“I am not giving up in any way. I think on the contrary we need to multiply our efforts, we need to continue,” Mr Grossi said.

He said there had been increasing military activity in the region without giving details.

Mr Grossi, who met President Volodymyr Zelenskiy on Monday, described the situation at the plant as “very dangerous” and very unstable. It has lost its external power supply six times since Russia’s invasion, forcing emergency diesel generators to kick in to cool its reactors.

International Atomic Energy Agency director general Rafael Grossi: "If the reservoir level goes down beyond a certain level, then you don’t have water to cool down the reactors. Photograph: Heinz-Peter Bader/AP

Mr Grossi said the water level in a nearby reservoir controlled by Russian forces was another potential danger. Water supplied by the reservoir is used to cool the reactors.

“If the reservoir level goes down beyond a certain level, then you don’t have water to cool down the reactors, and we have seen, especially in January, that the levels of the water were going down significantly. They recovered somehow in the past few weeks,” he said.

The IAEA has had its own monitors stationed at the Zaporizhzhia plant since last year. Mr Grossi blamed a recent delay in their rotation on a row between Russia and Ukraine over the route they were supposed to take.

“We had an agreed route. All of a sudden that route was not agreed any more . . . It took an awful lot of time to come to an agreement,” he said.

Ukrainian forces killed two civilians late on Monday when they shelled an apartment building in the Russian-held city of Donetsk in eastern Ukraine, Russian-installed officials said on Tuesday.

Reuters reporters saw rescue workers combing through the rubble in the building, the lower part of which had collapsed, and one victim’s legs protruding from the debris.

“A Ukrainian shell struck an apartment building at 246 Kuybyshev Street [in Donetsk],” the Russian-installed police force in the part of Ukraine’s Donetsk region controlled by Moscow said in a statement.

“Unfortunately, two civilians died of their wounds under the rubble of the damaged building.”

There was no immediate comment from Ukrainian authorities, who say Russian forces have killed thousands of people in similar attacks on civilian areas and that their own armed forces are trying to seize back control of Ukrainian territory.

Moscow, which says it does not deliberately target civilians, is trying to take control of all of Ukraine’s Donetsk region, a big chunk of which it has already seized, and is facing fierce resistance from the Ukrainian army.

Meanwhile Russia has test-fired anti-ship missiles in the Sea of Japan.

The Russian defence ministry said that two ships launched a simulated missile attack on a mock enemy warship about 96km away.

A spokesman said the target was successfully hit by two Moskit cruise missiles.

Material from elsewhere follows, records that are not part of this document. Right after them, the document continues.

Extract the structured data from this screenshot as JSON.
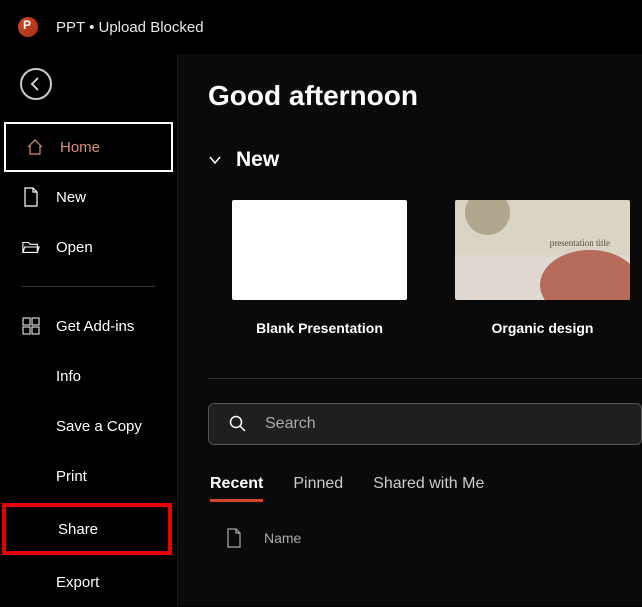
{
  "titlebar": {
    "text": "PPT • Upload Blocked"
  },
  "sidebar": {
    "items": [
      {
        "label": "Home"
      },
      {
        "label": "New"
      },
      {
        "label": "Open"
      },
      {
        "label": "Get Add-ins"
      },
      {
        "label": "Info"
      },
      {
        "label": "Save a Copy"
      },
      {
        "label": "Print"
      },
      {
        "label": "Share"
      },
      {
        "label": "Export"
      }
    ]
  },
  "main": {
    "greeting": "Good afternoon",
    "new_section": {
      "title": "New",
      "templates": [
        {
          "name": "Blank Presentation"
        },
        {
          "name": "Organic design",
          "subtitle": "presentation title"
        }
      ]
    },
    "search": {
      "placeholder": "Search"
    },
    "tabs": [
      {
        "label": "Recent"
      },
      {
        "label": "Pinned"
      },
      {
        "label": "Shared with Me"
      }
    ],
    "table": {
      "name_col": "Name"
    }
  }
}
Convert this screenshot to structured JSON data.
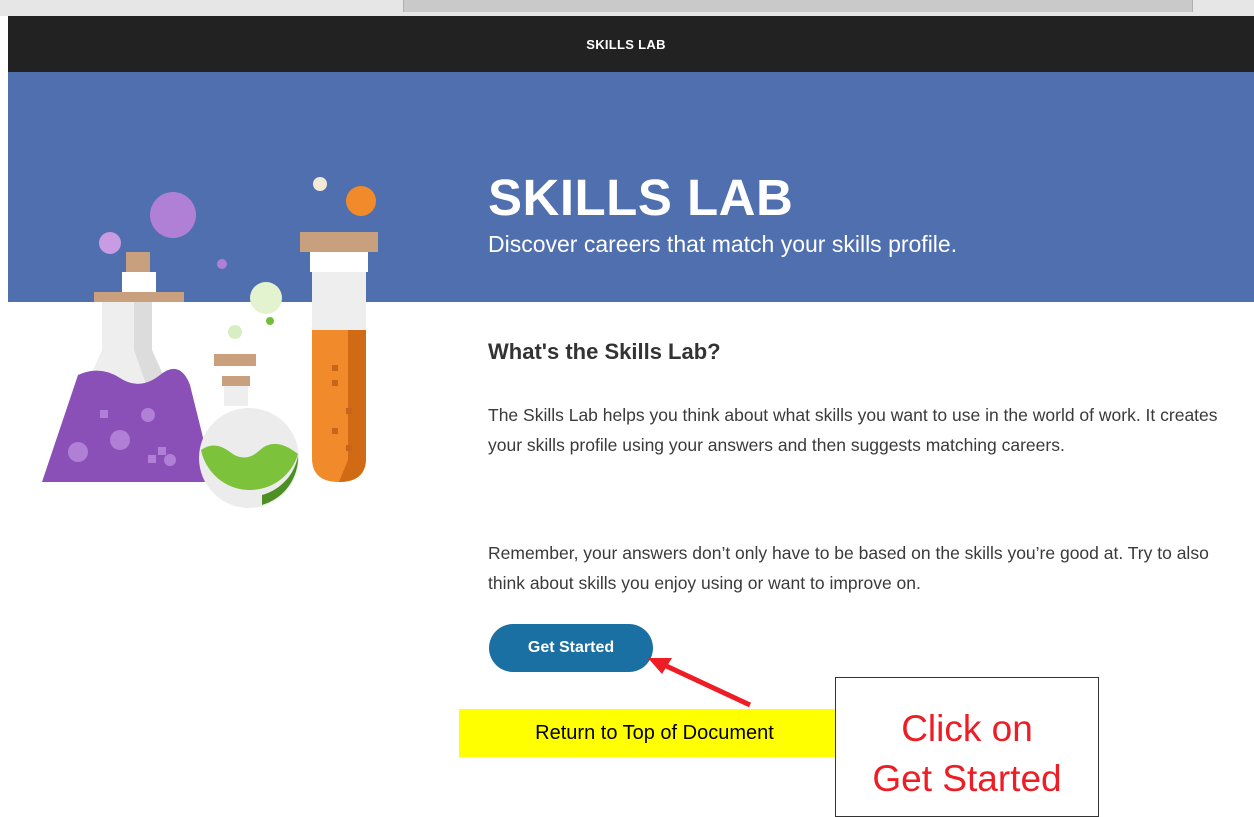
{
  "navbar": {
    "title": "SKILLS LAB"
  },
  "hero": {
    "title": "SKILLS LAB",
    "subtitle": "Discover careers that match your skills profile."
  },
  "section": {
    "heading": "What's the Skills Lab?",
    "paragraphs": [
      "The Skills Lab helps you think about what skills you want to use in the world of work. It creates your skills profile using your answers and then suggests matching careers.",
      "Remember, your answers don’t only have to be based on the skills you’re good at. Try to also think about skills you enjoy using or want to improve on."
    ]
  },
  "button": {
    "label": "Get Started"
  },
  "annotation": {
    "yellow_label": "Return to Top of Document",
    "callout_line1": "Click on",
    "callout_line2": "Get Started",
    "arrow_color": "#ee1c24",
    "highlight_color": "#ffff00"
  },
  "colors": {
    "navbar": "#222222",
    "hero": "#4f6fae",
    "button": "#1a6fa3"
  },
  "icons": [
    "lab-flasks-illustration",
    "red-arrow-icon"
  ]
}
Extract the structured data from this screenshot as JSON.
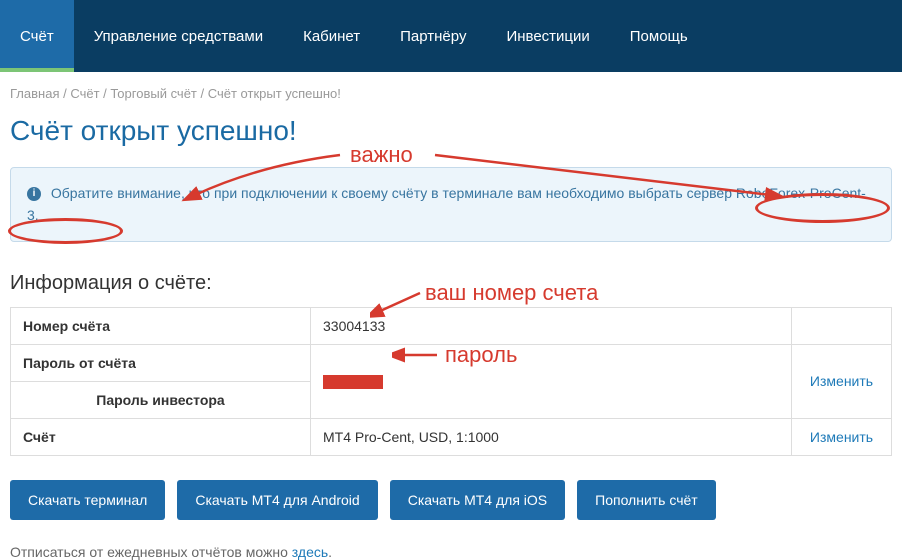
{
  "nav": {
    "items": [
      {
        "label": "Счёт",
        "active": true
      },
      {
        "label": "Управление средствами"
      },
      {
        "label": "Кабинет"
      },
      {
        "label": "Партнёру"
      },
      {
        "label": "Инвестиции"
      },
      {
        "label": "Помощь"
      }
    ]
  },
  "breadcrumb": {
    "items": [
      "Главная",
      "Счёт",
      "Торговый счёт",
      "Счёт открыт успешно!"
    ]
  },
  "page": {
    "title": "Счёт открыт успешно!"
  },
  "info_box": {
    "text": "Обратите внимание, что при подключении к своему счёту в терминале вам необходимо выбрать сервер RoboForex-ProCent-3."
  },
  "account_info": {
    "title": "Информация о счёте:",
    "rows": [
      {
        "label": "Номер счёта",
        "value": "33004133",
        "action": ""
      },
      {
        "label": "Пароль от счёта",
        "value": "",
        "action": "Изменить",
        "redacted": true
      },
      {
        "label": "Пароль инвестора",
        "value": "",
        "action": ""
      },
      {
        "label": "Счёт",
        "value": "MT4 Pro-Cent, USD, 1:1000",
        "action": "Изменить"
      }
    ]
  },
  "buttons": {
    "download_terminal": "Скачать терминал",
    "download_mt4_android": "Скачать MT4 для Android",
    "download_mt4_ios": "Скачать MT4 для iOS",
    "deposit": "Пополнить счёт"
  },
  "footer": {
    "text_prefix": "Отписаться от ежедневных отчётов можно ",
    "link": "здесь",
    "text_suffix": "."
  },
  "annotations": {
    "important": "важно",
    "account_number": "ваш номер счета",
    "password": "пароль"
  }
}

The Moskit, whose Nato reporting name is the SS-N-22 Sunburn, is a supersonic anti-ship cruise missile that has conventional and nuclear warhead capacity.

It said the exercise took place in the Peter the Great Gulf in the Sea of Japan but did not give more precise co-ordinates.

The Gulf borders the Russian Pacific Fleet headquarters at Fokino and is about 430 miles from Japan’s northern Hokkaido Island.

Japan does not plan to lodge a protest to Russia over the missile exercise, said Tasuku Matsuki, a Japanese foreign ministry official, noting that its location is considered Russian coast, although it is facing the water between the two countries.

“On the whole, Japan is concerned about Russia’s increasing military activities around the Japanese coasts and watching them with great interest,” Mr Matsuki said.

He said Russia has conducted missile drills in that area in the past and issued maritime advisories in advance of tests.

Russian nuclear-capable Tu-95 bombers flew over the Sea of Japan for several hours last week.

In September, Japan protested over multinational military exercises on the Russian-held Kuril Islands – some of which are claimed by Japan – and expressed concern about Russian and Chinese warships conducting shooting drills in the Sea of Japan.

Russia also tested submarine-launched missiles in the Sea of Japan last year. – Reuters/AP